Aleister Crowley gave us the modern synthesis and foundation of Luciferian thought. "Do what thou wilt shall be the whole of the Law" and "Love is the law, love under will". Two statements clearly set in motion the ascension of the seeking individual towards Godhead. In his poem, "Hymn to Lucifer" Crowley presents the bringer of light in a Thelemic aspect. No longer shall a man be subservient to a religion that would destroy your foundation and right of personal choice. Dogma is also a trap that can lead to spiritual stagnation. Growth is necessary through the freedom of an open being that through will power and focus can change take hold and run its natural course.

The "Fall" should be understood as the Spirit descended to Flesh. The vision of a cosmic struggle, forces of good contending against forces of evil, derived originally from Jewish apocalyptic sources and was developed by sectarian groups like the Essenes as they struggled against the forces they saw against them. God asks all the angels in heaven to bow before Adam, the new creation. Satan refuses to bow, believing obedience to humans to be idolatry against God, and is swiftly cast out of heaven for his disobedience. This is an example of self‑sacrificing love, agape, martyr. But instead of sacrificing material for spiritual fulfillment, he sacrifices spirit for the spirit.

Carl Jung saw the myth of figures such as the Lucifer/Satan archetype as expressing "the shortcomings of the world as conceived by the human soul." Lucifer/Satan "stands as the prototype of human civilizing effort."

Book of Job
In the Book of Job God is challenged by ‘one of his sons’ Satan which represents the ‘doubting thought’. God abandons his faithful servant Job and lets him fall without pity into the abyss of physical and moral suffering by murdering his sons and daughters, taking away his livestock, and eventually making the shattered Job of ill and suffering health.

Job, abandoned without protection and stripped of his rights, whose nothingness is thrown in his face at every opportunity evidently appears to be so dangerous to God that he must be battered down with God’s heaviest artillery. God’s robbery, murder, bodily injury is premeditating and he even denies a fair trial. He shows no remorse or compassion, but ruthlessness and brutality, he violates the very commandments he dictated to Man on Mount Sinai.

What is the reasoning behind God the Almighty’s resistance to such a little, puny, and defenseless man such as Job? There must be something which Man has the ability to achieve, and this something is the very same something found in the Garden of Eden story with the Serpent. God sees in Job something of equal in power which causes him to bring out his whole arsenal of destruction and parade it before his opponent. God projects onto Job a skeptic’s face which is hateful because it is his own, it questions his omnipotence.
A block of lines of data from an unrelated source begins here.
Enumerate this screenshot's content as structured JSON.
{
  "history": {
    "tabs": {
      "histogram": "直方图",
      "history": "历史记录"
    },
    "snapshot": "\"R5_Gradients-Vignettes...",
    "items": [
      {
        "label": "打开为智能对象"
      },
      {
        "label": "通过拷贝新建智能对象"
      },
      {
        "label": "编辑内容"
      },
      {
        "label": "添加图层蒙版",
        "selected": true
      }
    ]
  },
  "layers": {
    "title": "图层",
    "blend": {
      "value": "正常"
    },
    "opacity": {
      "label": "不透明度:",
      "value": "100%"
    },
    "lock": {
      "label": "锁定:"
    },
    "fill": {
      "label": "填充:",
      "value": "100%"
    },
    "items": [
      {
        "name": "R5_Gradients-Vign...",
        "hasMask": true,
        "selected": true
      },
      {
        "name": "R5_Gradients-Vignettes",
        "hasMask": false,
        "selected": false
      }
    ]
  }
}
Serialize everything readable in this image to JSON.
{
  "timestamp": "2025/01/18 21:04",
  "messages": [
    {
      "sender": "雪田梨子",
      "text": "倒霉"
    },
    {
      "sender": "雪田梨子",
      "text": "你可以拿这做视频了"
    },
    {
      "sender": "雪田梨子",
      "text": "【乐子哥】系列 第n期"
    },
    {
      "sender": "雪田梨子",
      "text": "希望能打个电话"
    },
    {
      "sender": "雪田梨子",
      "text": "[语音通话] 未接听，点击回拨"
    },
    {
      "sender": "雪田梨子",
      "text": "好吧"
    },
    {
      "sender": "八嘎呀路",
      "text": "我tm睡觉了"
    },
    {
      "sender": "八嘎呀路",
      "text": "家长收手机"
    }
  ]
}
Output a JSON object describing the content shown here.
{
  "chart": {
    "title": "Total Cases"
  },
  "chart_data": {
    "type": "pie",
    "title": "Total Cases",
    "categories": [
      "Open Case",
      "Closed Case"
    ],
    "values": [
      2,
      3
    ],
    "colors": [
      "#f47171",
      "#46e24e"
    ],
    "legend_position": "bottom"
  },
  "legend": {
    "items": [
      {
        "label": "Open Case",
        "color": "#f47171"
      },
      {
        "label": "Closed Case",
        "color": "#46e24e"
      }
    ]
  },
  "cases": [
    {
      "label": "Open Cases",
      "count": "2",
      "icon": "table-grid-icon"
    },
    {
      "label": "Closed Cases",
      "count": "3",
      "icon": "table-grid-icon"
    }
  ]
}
God’s dual nature has been revealed. Job, in spite of his impotence, is set up by Satan to judge over God himself. God unwittingly raises Job’s spiritual consciousness by humiliating him, and in doing so God pronounces judgment on himself and gives Man moral satisfaction. God’s behavior is that of an unconscious being who cannot be judged morally. God is a phenomenon and, as Job says in the Bible, “not a man.” Not human but, in certain respects, less than human, which is how God described the Archdemon of the West Leviathan.

Job realizes God’s inner antinomy, and in the Light of this gnosis his knowledge attains a divine numinosity . . . as predicted in the debacle in the Garden of Eden, Job attains apotheosis with the assistance of Satan!